Principles for Discernment
When it comes to discerning God’s will for our lives, then, what can we say? I postulate some basic principles:
- God’s will for our lives will never stand outside the parameters for ethical human behavior outlined in Scripture and the Great Tradition of the Christian church.
- All people possess a general calling to, in the words of the prophet Micah, “act justly and to love mercy and to walk humbly.”
- All Christians are called to fulfill the Great Commission, to “make disciples of all nations, baptizing them in the name of the Father and of the Son and of the Holy Spirit, teaching them to observe all” of Jesus’ commands.
- Individuals are called to live and work in the space where their great desires and where the world’s great hunger meet.
- In line with the examples of Scripture and history, precise and specific calls from God are few and far between today.
- God communicates his providential callings through a variety of means, including desires, doors, dreams, people, promptings, and pain.
We each have individual journeys through life, and each must discern God’s will for our own lives (and the lives of our families). As we do this deciding and living, principles like these can help guide our thoughts and actions.
What If We Mess Up?
It’s not enough to simply think that these are the guidelines for discerning God’s will—we must also see these principles in action.

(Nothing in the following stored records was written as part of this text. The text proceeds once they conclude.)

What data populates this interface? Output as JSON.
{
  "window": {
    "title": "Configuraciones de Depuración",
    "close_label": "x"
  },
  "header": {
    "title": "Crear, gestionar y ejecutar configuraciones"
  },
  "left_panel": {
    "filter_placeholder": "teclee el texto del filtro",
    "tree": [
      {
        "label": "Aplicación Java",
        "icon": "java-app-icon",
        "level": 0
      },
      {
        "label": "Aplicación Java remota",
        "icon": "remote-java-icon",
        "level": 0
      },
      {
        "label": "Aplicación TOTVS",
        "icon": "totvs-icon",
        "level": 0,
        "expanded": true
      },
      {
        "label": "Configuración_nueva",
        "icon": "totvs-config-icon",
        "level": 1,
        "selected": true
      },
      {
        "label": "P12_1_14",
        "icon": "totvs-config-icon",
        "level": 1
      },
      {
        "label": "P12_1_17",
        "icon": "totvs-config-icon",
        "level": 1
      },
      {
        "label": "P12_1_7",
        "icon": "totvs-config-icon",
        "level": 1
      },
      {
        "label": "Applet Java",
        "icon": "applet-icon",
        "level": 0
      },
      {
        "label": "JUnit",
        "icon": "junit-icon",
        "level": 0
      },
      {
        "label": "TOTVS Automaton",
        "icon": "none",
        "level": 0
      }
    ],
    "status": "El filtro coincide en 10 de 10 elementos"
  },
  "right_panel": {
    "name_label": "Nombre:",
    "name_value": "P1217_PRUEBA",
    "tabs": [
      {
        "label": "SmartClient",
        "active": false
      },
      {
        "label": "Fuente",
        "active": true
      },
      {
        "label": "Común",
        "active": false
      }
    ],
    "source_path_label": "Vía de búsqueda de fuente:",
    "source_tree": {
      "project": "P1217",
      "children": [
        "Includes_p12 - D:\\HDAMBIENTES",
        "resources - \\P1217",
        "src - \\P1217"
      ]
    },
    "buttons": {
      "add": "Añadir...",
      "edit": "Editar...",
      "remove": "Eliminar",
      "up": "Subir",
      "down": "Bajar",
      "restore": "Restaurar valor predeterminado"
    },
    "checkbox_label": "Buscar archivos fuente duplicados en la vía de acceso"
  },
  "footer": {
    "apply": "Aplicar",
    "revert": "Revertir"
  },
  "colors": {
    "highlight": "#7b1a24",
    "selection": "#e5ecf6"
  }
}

This is where the rubber really meets the road.
For what happens when we search the Scriptures, pray and fast, talk to those people God’s put in your life, and carefully reflect over a choice—only to have things later go south to our great detriment? What if we are given a choice and make the wrong decision? Or worse yet, we feel like God is leading us in the wrong direction?
I’ve been there, and it’s discombobulating. I once took a job after much reflection and prayer, a job that seemed like the right fit in terms of career path, vocational calling, and opportunity. Yet things didn’t work out. Workplace politics intruded, emotion overwhelmed reason, and personal preferences overruled civility and decorum. Eventually, I had to remove myself from the situation.
Though the situation was uncomfortable, the fallout was even worse. The questions came thick and fast. Why would God let this happen to me? Why would he let me make this choice? Did I misinterpret the signs? Did I miss something? Had I fallen outside of his favor?
What To Do When You’re Struggling
I don’t have the answers to the preceding queries, in part because those are real questions that I’m still contemplating. But I do have some preliminary thoughts, five things that have helped make some sense of when I’ve struggled to discern what God has been doing in my life.
- Express your feelings. Think and reflect until you make sense of them yourself. Talk with a trusted confidant. When you’re comfortable, speak with others who have been or will be affected by the decision at hand.
- Take a 30,000-foot view. Ask yourself, “What could I learn here?” Look for the opportunities that the situation presents.
- Recognize God’s providence where evident. Look to past instances where God has been present and guided you into good things. Don’t simply accept the good and reject the bad; take a holistic view of life.
- (Re)learn to trust. Talk with God. Recognize that discerning his will doesn’t mean choosing the path in life that’s easiest to travel—it means walking the path that leads to the best destination.
- Keep walking. Don’t give up on life, and don’t give up on God. Remember, he hasn’t given up on you.
The Road goes ever on and on
Down from the door where it began.
Now far ahead the Road has gone,
And I must follow, if I can,
Pursuing it with eager feet,
Until it joins some larger way
Where many paths and errands meet.
And whither then? I cannot say.
—J.R.R. Tolkien, The Fellowship of the Ring, Chapter 1
This article originally appeared at Conciliar Post.